=== Section Start ===
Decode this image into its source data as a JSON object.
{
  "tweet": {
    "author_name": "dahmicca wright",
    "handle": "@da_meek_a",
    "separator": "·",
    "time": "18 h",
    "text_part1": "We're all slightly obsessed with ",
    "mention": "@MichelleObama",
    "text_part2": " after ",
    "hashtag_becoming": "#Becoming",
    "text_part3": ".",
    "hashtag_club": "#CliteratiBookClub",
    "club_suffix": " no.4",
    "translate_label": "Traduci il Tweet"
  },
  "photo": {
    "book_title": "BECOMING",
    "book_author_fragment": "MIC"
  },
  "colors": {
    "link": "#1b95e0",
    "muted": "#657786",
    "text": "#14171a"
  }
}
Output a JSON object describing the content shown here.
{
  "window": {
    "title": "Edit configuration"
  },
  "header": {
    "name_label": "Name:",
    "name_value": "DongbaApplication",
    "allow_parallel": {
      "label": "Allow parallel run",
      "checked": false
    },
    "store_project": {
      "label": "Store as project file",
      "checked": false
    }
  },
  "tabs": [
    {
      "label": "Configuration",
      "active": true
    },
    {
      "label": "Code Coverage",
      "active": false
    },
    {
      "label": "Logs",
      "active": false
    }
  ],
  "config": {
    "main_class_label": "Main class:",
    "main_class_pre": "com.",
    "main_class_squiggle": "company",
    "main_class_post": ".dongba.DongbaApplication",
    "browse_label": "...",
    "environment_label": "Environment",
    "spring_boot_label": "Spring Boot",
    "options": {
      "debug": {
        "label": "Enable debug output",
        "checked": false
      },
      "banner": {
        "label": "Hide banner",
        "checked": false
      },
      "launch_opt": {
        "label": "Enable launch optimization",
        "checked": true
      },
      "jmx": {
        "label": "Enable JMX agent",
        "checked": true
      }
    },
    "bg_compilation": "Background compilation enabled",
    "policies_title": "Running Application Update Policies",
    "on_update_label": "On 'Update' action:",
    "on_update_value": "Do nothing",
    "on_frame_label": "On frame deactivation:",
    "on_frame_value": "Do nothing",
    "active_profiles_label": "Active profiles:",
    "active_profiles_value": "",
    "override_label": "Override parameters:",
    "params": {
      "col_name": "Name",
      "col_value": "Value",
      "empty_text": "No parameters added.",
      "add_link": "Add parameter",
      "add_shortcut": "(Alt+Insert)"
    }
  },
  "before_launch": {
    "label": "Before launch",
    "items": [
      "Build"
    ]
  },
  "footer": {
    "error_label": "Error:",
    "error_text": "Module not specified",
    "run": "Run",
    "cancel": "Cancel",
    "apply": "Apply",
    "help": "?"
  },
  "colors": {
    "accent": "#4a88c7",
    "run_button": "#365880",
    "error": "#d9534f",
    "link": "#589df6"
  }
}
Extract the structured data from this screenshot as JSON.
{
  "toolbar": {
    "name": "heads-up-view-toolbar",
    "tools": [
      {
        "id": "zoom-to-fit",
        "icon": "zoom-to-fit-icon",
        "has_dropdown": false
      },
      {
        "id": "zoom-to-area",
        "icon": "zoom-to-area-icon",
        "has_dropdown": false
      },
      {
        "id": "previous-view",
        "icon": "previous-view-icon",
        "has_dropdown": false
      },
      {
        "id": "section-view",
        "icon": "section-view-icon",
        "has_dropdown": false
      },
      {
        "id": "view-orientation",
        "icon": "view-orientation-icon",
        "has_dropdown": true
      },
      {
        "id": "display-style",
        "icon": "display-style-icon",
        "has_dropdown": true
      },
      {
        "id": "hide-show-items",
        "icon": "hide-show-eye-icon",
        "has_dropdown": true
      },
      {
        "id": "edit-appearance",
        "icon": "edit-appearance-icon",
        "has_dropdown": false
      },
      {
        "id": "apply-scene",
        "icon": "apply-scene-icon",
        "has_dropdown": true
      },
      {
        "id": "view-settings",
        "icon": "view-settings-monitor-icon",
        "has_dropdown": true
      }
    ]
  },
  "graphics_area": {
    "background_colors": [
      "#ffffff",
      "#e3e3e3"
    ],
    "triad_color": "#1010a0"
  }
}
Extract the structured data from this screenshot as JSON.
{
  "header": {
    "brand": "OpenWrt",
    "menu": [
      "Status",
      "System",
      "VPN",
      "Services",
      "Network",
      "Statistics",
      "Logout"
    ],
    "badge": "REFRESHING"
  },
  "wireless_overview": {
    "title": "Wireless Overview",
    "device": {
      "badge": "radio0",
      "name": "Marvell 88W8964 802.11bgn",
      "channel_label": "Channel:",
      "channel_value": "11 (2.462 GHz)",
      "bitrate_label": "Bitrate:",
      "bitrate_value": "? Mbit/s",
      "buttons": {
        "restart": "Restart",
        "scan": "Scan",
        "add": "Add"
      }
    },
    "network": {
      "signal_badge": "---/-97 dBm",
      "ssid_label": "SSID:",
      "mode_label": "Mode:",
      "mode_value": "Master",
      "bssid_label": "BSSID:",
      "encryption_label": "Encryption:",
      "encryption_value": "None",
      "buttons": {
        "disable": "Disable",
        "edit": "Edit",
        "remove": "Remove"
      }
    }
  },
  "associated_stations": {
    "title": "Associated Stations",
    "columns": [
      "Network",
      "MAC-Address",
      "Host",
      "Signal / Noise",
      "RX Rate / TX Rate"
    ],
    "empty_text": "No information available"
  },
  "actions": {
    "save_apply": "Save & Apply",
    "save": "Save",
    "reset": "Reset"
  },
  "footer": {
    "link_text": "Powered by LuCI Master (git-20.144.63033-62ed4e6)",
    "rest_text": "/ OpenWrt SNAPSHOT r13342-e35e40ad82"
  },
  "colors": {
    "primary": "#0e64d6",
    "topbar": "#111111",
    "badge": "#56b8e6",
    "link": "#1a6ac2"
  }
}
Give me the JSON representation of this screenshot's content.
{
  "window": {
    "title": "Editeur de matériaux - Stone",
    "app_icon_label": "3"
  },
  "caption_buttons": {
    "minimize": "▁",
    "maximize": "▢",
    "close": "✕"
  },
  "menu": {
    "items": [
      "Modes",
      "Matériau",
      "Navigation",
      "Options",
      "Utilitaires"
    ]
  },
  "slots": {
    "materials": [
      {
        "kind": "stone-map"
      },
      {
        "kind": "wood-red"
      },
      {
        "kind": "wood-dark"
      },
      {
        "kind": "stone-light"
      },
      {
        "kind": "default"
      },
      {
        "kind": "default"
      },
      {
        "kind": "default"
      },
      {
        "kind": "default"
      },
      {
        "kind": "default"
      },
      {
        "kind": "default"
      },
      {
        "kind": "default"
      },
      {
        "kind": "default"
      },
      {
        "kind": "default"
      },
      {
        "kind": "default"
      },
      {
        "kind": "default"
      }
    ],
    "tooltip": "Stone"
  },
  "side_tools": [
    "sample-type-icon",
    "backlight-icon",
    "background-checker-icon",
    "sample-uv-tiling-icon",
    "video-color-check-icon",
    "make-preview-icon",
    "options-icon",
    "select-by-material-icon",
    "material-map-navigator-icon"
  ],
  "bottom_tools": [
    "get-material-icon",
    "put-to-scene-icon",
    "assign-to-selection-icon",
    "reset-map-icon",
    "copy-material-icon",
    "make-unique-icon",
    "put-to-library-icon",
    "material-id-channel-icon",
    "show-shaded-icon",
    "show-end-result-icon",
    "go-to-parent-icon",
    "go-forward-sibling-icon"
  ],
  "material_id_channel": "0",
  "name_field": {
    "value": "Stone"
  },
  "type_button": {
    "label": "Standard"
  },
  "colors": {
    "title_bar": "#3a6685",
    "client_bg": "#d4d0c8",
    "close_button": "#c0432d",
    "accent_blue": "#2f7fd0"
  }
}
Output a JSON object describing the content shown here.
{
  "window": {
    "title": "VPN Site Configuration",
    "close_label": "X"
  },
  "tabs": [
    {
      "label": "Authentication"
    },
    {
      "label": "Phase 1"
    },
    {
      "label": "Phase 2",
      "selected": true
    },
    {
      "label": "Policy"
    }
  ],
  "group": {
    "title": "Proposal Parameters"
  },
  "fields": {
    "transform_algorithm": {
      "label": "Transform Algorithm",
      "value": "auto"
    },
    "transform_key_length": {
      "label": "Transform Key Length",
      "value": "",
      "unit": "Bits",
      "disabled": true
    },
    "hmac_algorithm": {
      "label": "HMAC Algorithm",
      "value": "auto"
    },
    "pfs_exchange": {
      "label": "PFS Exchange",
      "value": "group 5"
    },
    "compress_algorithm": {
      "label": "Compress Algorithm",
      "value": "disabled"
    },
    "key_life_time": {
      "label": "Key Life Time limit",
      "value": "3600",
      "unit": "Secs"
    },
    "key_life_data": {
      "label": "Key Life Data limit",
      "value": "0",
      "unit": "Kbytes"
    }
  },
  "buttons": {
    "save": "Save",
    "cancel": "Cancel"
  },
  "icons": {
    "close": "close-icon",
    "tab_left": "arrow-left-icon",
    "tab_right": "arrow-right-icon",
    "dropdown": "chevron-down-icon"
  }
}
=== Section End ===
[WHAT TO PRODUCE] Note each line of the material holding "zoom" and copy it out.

[OUTPUT FOR THIS EXERCISE]
        "id": "zoom-to-fit",
        "icon": "zoom-to-fit-icon",
        "id": "zoom-to-area",
        "icon": "zoom-to-area-icon",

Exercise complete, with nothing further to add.